I found a blog yesterday -- The Blessing of Verity. What an amazing mommy! I'm sure she wouldn't want me to say that. This lady has 11 children now. I think her husband is a carpenter. They don't have tons of money, and live in a smallish home. But oh my! Do they have big hearts.
Their 18 month old baby girl, Verity, has Down Syndrome. She's a doll, with adorable glasses. I would post pics here, but I didn't contact the mom, or ask permission, so I won't. They're doing all they can for Verity so she grows up to be as happy and healthy as she can be.
And then they decided they wanted to do an international adoption. Her blog site isn't well organized for searching for posts/events, but I think they saw a news special by Ann Curry about an orphanage in Serbia. And they started to look for their new baby, a special needs baby.
They found her. She's Katie. She's been with them now for 2 months. When they found her at a truly distressing orphanage a Central European country, she was only 10 lbs.
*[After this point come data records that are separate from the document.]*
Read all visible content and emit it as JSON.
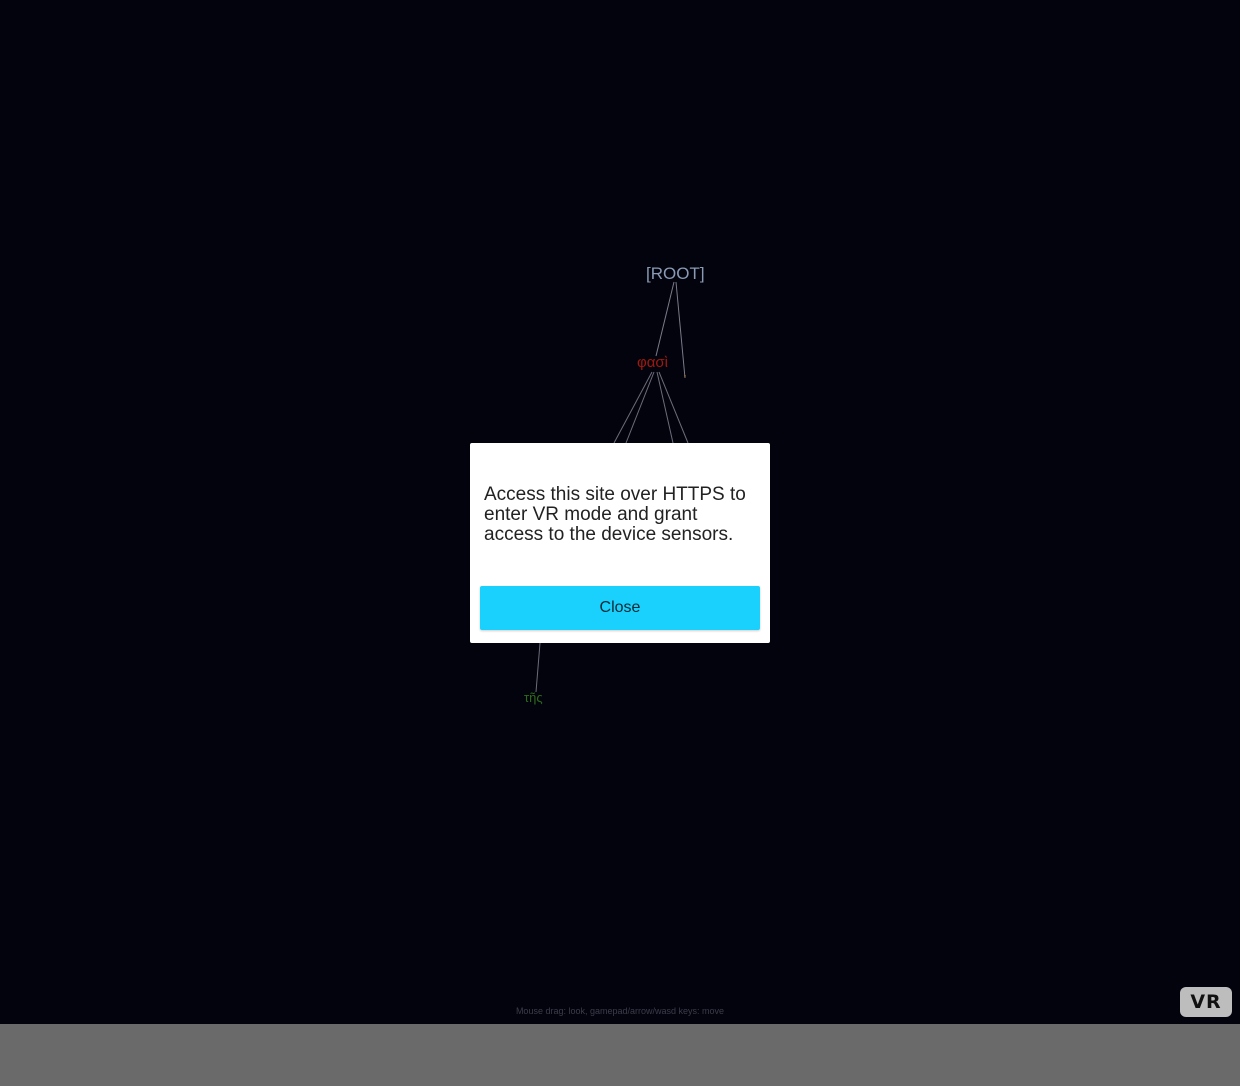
{
  "scene": {
    "nodes": {
      "root": "[ROOT]",
      "phasi": "φασὶ",
      "dot": "·",
      "tes": "τῆς"
    },
    "hint": "Mouse drag: look, gamepad/arrow/wasd keys: move",
    "colors": {
      "background": "#03030e",
      "root_label": "#8a9ab4",
      "phasi_label": "#a0180e",
      "tes_label": "#2f6a1a",
      "edges": "#9a9aa8"
    }
  },
  "vr_button": {
    "label": "VR"
  },
  "modal": {
    "message": "Access this site over HTTPS to enter VR mode and grant access to the device sensors.",
    "close_label": "Close",
    "button_color": "#1ad1fd"
  }
}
But get this: Katie was 9 1/2 YEARS old.
I had to go back and read, and read posts, to verify this. It seemed impossible to me.
The child had been so neglected and malnourished, for so long, that her brain had shut down the grown hormone, and she'd stopped growing. She was so very thin in her arms and legs, with veins in her neck and temples showing. Pale white. So fragile. But they brought her home, and this mom has lovingly, gently nurtured her, slowly, patiently. At first Katie would only eat the tiniest bits of food, from the mom's fingertip. Now she's using a spoon.
I encourage you to go read about this. This is the Kingdom of God -- to take someone so close to death from a place of evil and bring her into love and light. That's what God has done for us, for each of His children. He gently, patiently cradles us and waits for us to respond to His grace.
International adoption of special needs kids is a growing ministry. I know several couples our age who never had children. I think they wanted children. I'd encourage anyone who possibly can, to consider adopting a child like this. I know it's incredible work. I know you may fear that you could never love that child like you would your own. But you know what? You can't really know that, until the child is in your arms, and your heart breaks for the care that he/she needs. And even just a home that has love, and safety, and food, and fun, is exponentially better than the horrors these children are consigned to, for life, in mental institutions.
Down Syndrome children are consistently a joy and blessing to the families they're part of. I've read it over and over. Consider what Katie's lot would have been, if this family had not opened its heart to her. The heavenly treasures are mounding up for them. Are they for you? I hope so!